Go line by line through the entries below and copy those containing the string "columns".
───── Data excerpts ─────
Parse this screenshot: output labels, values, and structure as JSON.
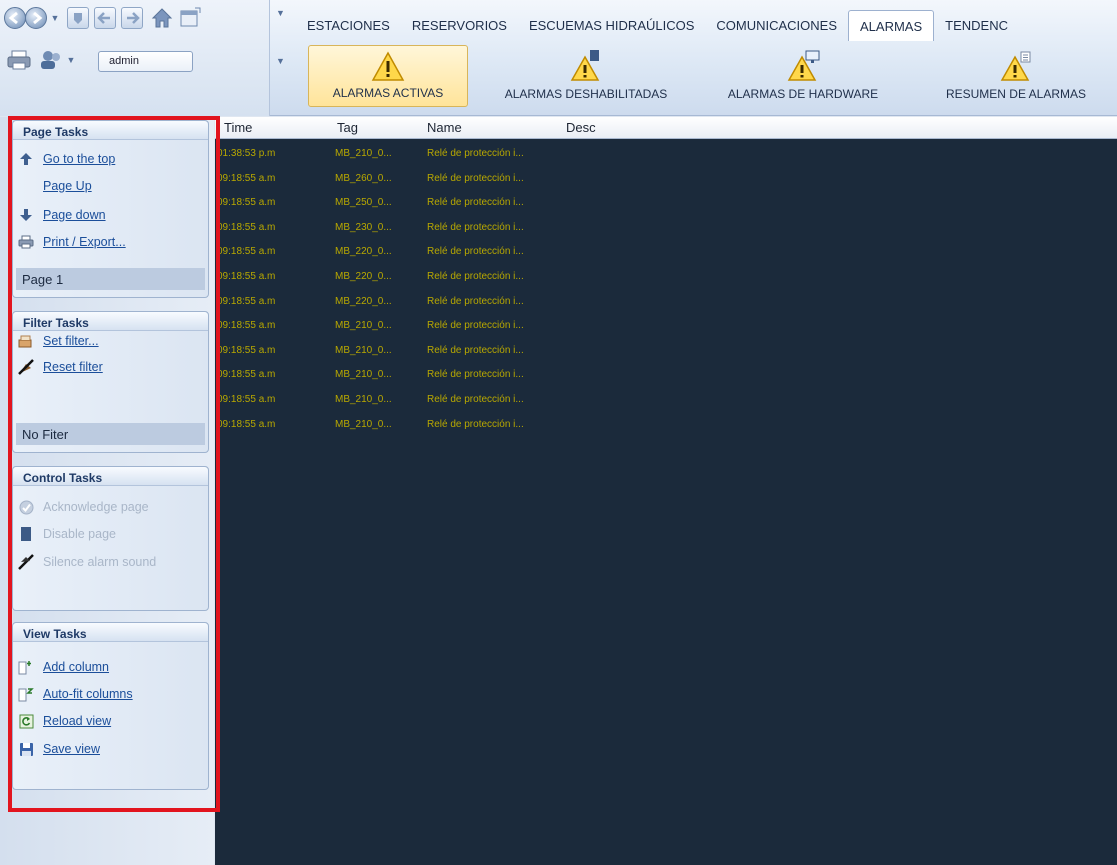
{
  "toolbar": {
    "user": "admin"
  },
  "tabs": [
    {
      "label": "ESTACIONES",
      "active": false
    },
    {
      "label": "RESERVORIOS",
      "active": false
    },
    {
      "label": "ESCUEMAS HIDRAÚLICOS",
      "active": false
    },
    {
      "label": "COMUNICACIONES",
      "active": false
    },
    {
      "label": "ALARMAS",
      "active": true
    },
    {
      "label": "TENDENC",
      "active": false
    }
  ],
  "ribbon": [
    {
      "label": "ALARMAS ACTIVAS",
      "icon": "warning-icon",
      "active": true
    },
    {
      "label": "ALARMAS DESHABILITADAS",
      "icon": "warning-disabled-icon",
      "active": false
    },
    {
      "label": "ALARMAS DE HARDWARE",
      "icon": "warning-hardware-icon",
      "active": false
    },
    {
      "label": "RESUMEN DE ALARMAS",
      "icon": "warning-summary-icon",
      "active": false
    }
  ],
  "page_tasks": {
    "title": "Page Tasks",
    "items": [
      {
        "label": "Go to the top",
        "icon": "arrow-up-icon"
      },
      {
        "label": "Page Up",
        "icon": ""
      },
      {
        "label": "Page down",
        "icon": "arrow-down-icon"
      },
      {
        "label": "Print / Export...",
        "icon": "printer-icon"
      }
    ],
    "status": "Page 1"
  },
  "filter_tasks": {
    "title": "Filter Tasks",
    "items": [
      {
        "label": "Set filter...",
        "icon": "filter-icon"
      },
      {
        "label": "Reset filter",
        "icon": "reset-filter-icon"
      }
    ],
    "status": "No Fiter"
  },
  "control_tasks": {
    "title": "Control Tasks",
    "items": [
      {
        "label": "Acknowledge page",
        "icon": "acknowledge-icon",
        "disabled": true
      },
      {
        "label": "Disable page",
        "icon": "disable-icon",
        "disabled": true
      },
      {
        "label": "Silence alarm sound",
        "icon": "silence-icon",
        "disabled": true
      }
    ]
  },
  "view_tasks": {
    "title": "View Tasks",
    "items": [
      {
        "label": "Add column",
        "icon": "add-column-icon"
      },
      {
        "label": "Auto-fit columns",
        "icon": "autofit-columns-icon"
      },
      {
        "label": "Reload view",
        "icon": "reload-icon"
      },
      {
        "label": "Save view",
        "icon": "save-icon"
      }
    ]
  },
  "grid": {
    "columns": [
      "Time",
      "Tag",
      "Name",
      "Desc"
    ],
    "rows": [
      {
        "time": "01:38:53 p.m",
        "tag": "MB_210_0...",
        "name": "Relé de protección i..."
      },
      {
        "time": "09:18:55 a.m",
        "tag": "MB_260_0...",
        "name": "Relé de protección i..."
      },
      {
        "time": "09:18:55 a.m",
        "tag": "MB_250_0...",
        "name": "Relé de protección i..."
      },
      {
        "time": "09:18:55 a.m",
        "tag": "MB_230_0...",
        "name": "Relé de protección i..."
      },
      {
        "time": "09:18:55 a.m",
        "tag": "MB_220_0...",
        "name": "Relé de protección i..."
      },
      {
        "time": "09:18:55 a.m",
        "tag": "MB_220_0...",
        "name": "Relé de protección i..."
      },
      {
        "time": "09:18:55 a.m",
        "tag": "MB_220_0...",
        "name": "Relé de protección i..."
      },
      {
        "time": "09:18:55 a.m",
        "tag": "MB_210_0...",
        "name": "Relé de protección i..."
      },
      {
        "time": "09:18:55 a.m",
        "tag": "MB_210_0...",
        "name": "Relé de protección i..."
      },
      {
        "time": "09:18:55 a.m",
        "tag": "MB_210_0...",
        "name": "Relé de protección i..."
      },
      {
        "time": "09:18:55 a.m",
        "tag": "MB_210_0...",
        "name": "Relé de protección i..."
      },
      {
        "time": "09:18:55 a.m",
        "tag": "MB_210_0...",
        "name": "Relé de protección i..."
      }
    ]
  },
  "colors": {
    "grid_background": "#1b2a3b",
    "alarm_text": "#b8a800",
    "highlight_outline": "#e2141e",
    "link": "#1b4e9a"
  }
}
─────
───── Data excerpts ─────
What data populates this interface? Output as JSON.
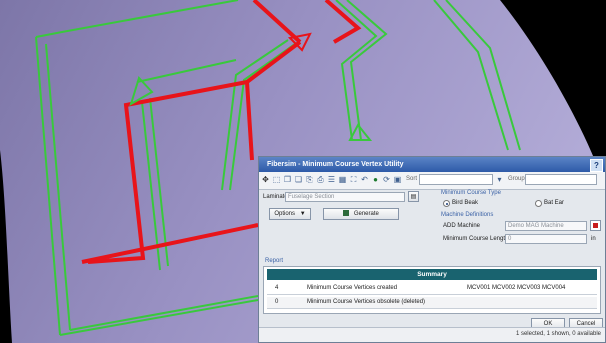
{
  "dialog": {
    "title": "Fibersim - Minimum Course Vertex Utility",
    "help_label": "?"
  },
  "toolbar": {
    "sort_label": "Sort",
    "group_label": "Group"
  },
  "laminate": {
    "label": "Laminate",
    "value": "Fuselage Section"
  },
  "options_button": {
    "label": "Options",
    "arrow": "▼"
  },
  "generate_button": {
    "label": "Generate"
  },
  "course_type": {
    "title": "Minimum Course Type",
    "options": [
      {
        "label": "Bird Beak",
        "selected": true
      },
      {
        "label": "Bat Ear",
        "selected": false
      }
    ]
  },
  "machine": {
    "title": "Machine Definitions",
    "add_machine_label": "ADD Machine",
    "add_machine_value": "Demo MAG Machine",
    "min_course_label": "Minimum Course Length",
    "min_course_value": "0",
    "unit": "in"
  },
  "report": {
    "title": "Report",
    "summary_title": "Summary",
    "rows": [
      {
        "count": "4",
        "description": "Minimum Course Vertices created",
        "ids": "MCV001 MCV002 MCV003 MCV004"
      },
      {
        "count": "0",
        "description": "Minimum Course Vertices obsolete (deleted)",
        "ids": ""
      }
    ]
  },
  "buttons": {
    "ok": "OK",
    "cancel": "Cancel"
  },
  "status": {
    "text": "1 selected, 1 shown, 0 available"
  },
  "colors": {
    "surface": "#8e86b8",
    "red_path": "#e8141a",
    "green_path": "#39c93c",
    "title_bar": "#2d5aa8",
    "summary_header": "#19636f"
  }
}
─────
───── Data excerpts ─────
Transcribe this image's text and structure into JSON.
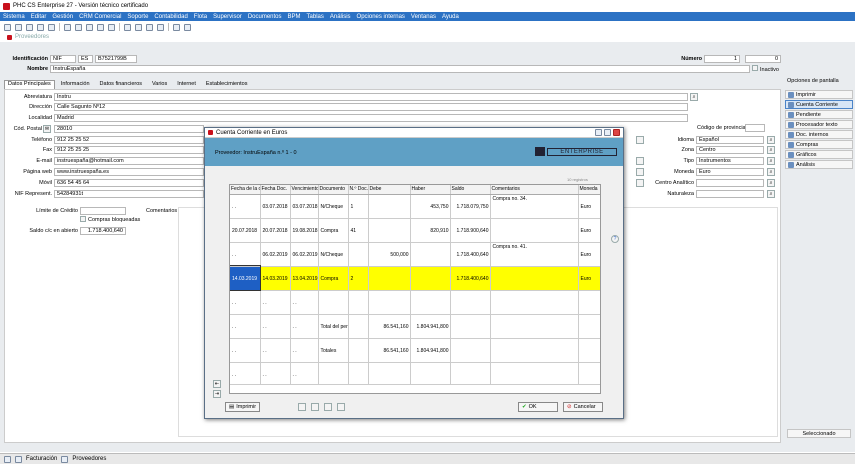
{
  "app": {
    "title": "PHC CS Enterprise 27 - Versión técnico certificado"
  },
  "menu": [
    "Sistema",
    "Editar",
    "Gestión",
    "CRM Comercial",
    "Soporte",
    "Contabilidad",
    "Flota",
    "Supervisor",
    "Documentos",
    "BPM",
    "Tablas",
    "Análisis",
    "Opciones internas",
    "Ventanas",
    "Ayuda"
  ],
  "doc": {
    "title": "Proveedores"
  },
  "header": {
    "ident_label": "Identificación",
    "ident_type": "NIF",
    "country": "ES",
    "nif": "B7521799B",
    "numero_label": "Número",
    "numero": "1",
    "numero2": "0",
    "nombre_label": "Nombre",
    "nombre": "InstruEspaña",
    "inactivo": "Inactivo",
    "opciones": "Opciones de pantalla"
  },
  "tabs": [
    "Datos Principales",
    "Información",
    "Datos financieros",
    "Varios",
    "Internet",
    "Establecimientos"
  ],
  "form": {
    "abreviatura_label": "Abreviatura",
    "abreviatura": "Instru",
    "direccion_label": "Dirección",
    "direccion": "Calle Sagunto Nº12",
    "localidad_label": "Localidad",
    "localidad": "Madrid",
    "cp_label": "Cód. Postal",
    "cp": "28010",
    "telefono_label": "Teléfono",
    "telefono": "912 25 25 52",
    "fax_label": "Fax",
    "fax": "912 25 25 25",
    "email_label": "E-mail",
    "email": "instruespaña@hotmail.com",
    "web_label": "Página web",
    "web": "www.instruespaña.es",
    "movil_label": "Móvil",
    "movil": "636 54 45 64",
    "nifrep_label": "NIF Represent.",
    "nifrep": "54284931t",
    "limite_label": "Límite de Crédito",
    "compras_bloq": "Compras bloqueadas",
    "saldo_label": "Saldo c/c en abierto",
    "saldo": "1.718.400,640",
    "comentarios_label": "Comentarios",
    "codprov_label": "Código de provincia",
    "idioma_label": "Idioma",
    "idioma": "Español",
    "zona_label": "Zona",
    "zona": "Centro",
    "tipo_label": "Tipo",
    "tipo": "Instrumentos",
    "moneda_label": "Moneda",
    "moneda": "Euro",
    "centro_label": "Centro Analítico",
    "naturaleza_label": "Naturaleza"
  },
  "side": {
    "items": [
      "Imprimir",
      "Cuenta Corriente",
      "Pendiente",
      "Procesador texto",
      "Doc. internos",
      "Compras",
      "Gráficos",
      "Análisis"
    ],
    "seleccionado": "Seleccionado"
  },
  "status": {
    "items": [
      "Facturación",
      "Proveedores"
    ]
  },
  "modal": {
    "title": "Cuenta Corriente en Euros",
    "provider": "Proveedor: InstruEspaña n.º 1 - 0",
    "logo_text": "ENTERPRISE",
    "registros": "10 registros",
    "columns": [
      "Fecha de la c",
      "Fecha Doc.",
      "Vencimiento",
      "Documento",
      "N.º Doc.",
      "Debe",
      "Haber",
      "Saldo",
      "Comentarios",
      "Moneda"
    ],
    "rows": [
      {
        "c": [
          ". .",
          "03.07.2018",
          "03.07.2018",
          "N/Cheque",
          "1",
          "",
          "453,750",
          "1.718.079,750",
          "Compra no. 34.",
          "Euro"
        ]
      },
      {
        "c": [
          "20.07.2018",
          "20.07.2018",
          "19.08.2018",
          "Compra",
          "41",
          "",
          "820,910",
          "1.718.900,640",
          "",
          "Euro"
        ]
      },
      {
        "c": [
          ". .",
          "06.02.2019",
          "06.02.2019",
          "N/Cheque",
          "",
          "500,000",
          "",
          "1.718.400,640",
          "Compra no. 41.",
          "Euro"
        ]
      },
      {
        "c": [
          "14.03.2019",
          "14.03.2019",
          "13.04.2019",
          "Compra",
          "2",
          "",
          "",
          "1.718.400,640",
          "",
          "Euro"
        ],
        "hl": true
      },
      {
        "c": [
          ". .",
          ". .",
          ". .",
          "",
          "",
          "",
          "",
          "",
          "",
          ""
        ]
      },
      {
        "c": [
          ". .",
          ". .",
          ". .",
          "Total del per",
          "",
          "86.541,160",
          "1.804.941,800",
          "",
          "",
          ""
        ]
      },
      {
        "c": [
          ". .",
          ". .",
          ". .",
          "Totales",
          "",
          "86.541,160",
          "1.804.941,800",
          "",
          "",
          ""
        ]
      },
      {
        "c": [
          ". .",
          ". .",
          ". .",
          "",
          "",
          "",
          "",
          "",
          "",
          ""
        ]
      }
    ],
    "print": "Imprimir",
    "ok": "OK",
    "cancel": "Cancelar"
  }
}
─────
## Task result
        "label": "Auto-fit columns",
        "icon": "autofit-columns-icon"
    "columns": [
    "columns": [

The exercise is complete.